Here is a poem I wrote in March of 2011, before I had even graduated High School — a poem that I have filed away in a folder marked: “Borderline Irredemable Poems from the edgy sad starter days”
I seek forgiveness where there is no fault
I in myself create this guilt
I cannot help and am to blame
For all misfortunes that are dealt
There is this sense
Which I feel
And seek to redress
But in itself
There is no cure
A fatal flaw
of distinct allure.
Can you see what I mean? Most of the poem is declarative of my feelings. It doesn’t explain anything. It is, in part, another example of failing to show, rather than tell, but more importantly, it doesn’t even go so far as what telling does and tell you about an experience or events or a narrative. It tells you that I feel guilt, that I seek forgiveness. It doesn’t help the reader feels these notions. It lacks any and all subtlety.
Of course, moody poems are not the only genre to fall into this trap, just the most common for the cliché. Love poems do it as well, but I think because love poems tend to flatter their victim, there is no accounting for taste. Moody poems don’t target anyone, because they are, by nature, introspective (unless they read more like an indictment or manifesto…which would be its own problem).
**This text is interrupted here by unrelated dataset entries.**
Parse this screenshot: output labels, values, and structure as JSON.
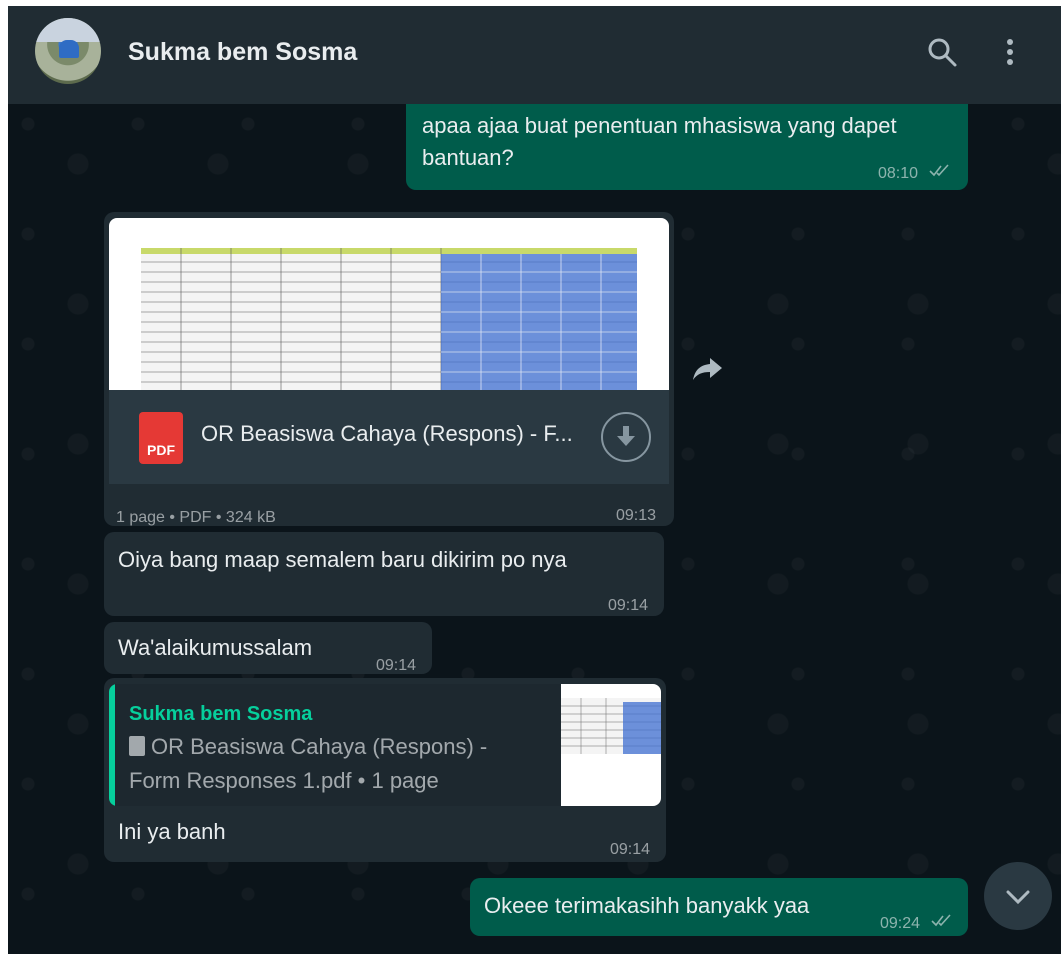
{
  "header": {
    "contact_name": "Sukma bem Sosma"
  },
  "icons": {
    "search": "search-icon",
    "menu": "more-vertical-icon",
    "forward": "forward-icon",
    "download": "download-icon",
    "scroll_down": "chevron-down-icon",
    "read_ticks": "double-check-icon",
    "doc": "document-icon"
  },
  "messages": [
    {
      "id": "m1",
      "direction": "outgoing",
      "text_line1": "apaa ajaa buat penentuan mhasiswa yang dapet",
      "text_line2": "bantuan?",
      "time": "08:10"
    },
    {
      "id": "m2",
      "direction": "incoming",
      "type": "pdf",
      "file_name": "OR Beasiswa Cahaya (Respons) - F...",
      "file_badge": "PDF",
      "meta": "1 page • PDF • 324 kB",
      "time": "09:13"
    },
    {
      "id": "m3",
      "direction": "incoming",
      "text": "Oiya bang maap semalem baru dikirim po nya",
      "time": "09:14"
    },
    {
      "id": "m4",
      "direction": "incoming",
      "text": "Wa'alaikumussalam",
      "time": "09:14"
    },
    {
      "id": "m5",
      "direction": "incoming",
      "quote_name": "Sukma bem Sosma",
      "quote_text": "OR Beasiswa Cahaya (Respons) - Form Responses 1.pdf • 1 page",
      "text": "Ini ya banh",
      "time": "09:14"
    },
    {
      "id": "m6",
      "direction": "outgoing",
      "text": "Okeee terimakasihh banyakk yaa",
      "time": "09:24"
    }
  ],
  "colors": {
    "header_bg": "#202c33",
    "chat_bg": "#0b141a",
    "outgoing_bubble": "#005c4b",
    "incoming_bubble": "#202c33",
    "accent": "#06cf9c",
    "pdf_red": "#e53935"
  }
}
In psychology terms, as mentioned before, this would be an issue of being stuck in one’s ego, lacking experience in more broadly applicable things, or even one’s peers lacking such experiences, leading to the perspective of being the only one who might understand one’s own plight. I’m certain these poems are often written by people who consider themselves abnormally mature. I know I did. Poems like this, even if they use vibrant images, still inherently refuse to take the reader anywhere. They are not a journey. They are not an episode.